* [Material for this task]
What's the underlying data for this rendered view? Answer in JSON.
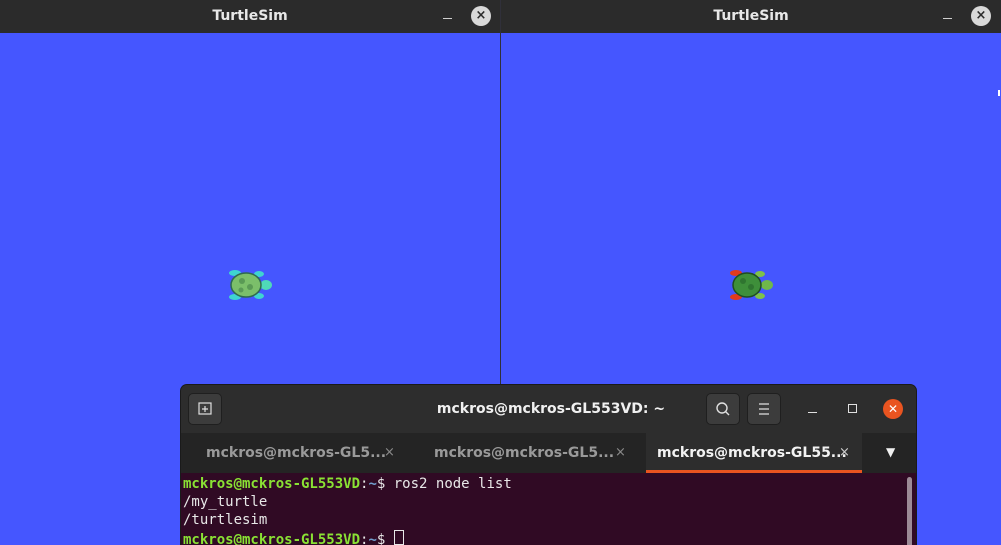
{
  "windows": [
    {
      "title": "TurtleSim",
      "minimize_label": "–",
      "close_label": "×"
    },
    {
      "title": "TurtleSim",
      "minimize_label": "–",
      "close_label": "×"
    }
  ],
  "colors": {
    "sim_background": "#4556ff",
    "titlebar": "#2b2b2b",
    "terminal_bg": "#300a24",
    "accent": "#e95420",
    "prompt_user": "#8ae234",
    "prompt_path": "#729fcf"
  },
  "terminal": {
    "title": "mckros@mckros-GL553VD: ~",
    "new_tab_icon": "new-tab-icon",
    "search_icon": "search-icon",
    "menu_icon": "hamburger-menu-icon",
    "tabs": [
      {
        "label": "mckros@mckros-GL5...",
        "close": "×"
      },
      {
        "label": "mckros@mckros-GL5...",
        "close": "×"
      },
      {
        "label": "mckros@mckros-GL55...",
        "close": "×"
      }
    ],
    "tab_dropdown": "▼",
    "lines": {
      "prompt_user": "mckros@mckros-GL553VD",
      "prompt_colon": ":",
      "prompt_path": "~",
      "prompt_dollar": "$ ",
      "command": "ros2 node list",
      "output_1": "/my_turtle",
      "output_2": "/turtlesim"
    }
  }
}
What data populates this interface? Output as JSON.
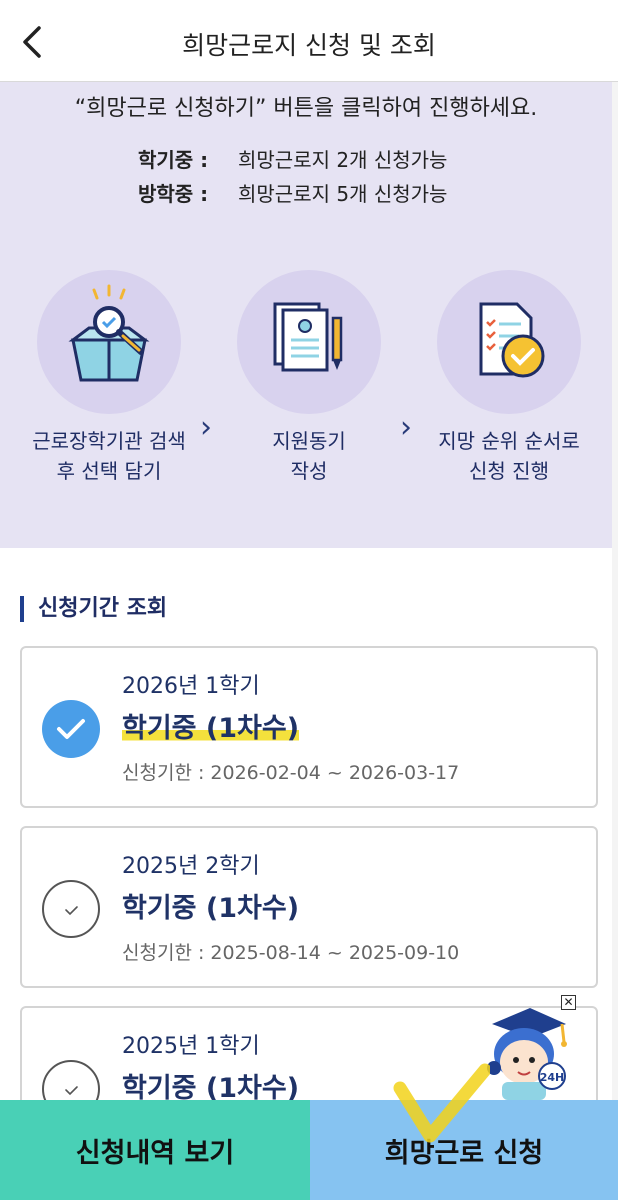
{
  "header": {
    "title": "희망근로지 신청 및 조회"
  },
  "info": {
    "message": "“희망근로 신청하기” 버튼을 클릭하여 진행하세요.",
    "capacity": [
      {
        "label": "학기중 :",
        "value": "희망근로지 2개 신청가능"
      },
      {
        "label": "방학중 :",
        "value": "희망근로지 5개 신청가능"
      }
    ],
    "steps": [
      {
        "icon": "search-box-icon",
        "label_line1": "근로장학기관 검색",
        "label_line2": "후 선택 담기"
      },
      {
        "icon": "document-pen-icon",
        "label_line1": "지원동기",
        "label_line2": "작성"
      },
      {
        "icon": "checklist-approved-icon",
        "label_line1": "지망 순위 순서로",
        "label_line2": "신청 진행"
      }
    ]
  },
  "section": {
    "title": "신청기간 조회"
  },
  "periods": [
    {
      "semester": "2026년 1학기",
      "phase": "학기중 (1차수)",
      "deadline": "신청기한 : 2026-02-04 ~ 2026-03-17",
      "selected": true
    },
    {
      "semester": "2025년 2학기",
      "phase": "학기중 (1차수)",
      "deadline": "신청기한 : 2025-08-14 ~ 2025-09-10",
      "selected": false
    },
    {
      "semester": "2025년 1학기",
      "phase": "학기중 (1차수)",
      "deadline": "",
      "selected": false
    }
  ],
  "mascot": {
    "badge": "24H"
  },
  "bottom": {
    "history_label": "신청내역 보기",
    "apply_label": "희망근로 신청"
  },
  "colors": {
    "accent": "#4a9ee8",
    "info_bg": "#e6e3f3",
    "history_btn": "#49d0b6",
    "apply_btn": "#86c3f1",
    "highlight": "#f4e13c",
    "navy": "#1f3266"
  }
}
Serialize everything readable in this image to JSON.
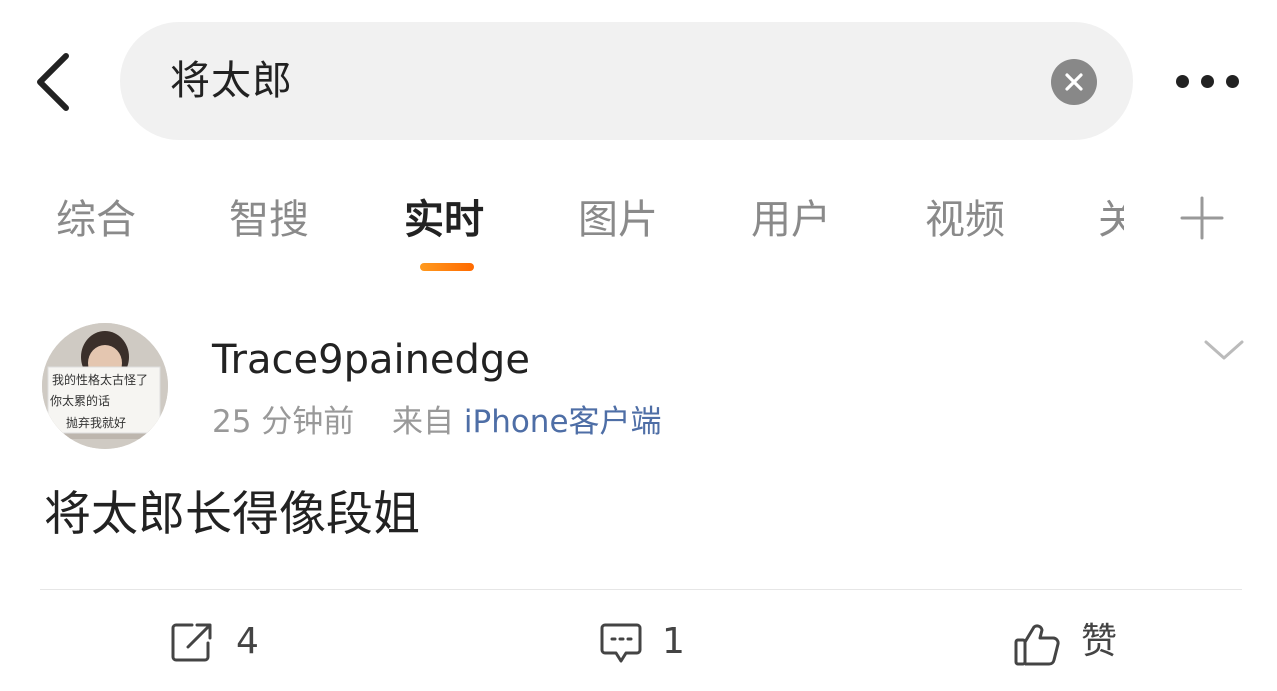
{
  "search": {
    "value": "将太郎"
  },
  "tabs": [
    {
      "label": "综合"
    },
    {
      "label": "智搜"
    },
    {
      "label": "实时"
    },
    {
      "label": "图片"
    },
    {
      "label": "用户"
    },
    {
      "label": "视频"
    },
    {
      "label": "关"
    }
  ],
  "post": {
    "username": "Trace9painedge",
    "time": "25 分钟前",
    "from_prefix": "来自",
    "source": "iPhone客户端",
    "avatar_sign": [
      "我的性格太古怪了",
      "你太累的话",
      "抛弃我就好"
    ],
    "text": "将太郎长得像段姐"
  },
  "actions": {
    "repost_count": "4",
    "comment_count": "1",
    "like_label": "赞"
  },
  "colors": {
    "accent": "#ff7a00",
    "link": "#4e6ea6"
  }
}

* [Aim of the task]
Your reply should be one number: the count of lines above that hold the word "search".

* [Task response]
3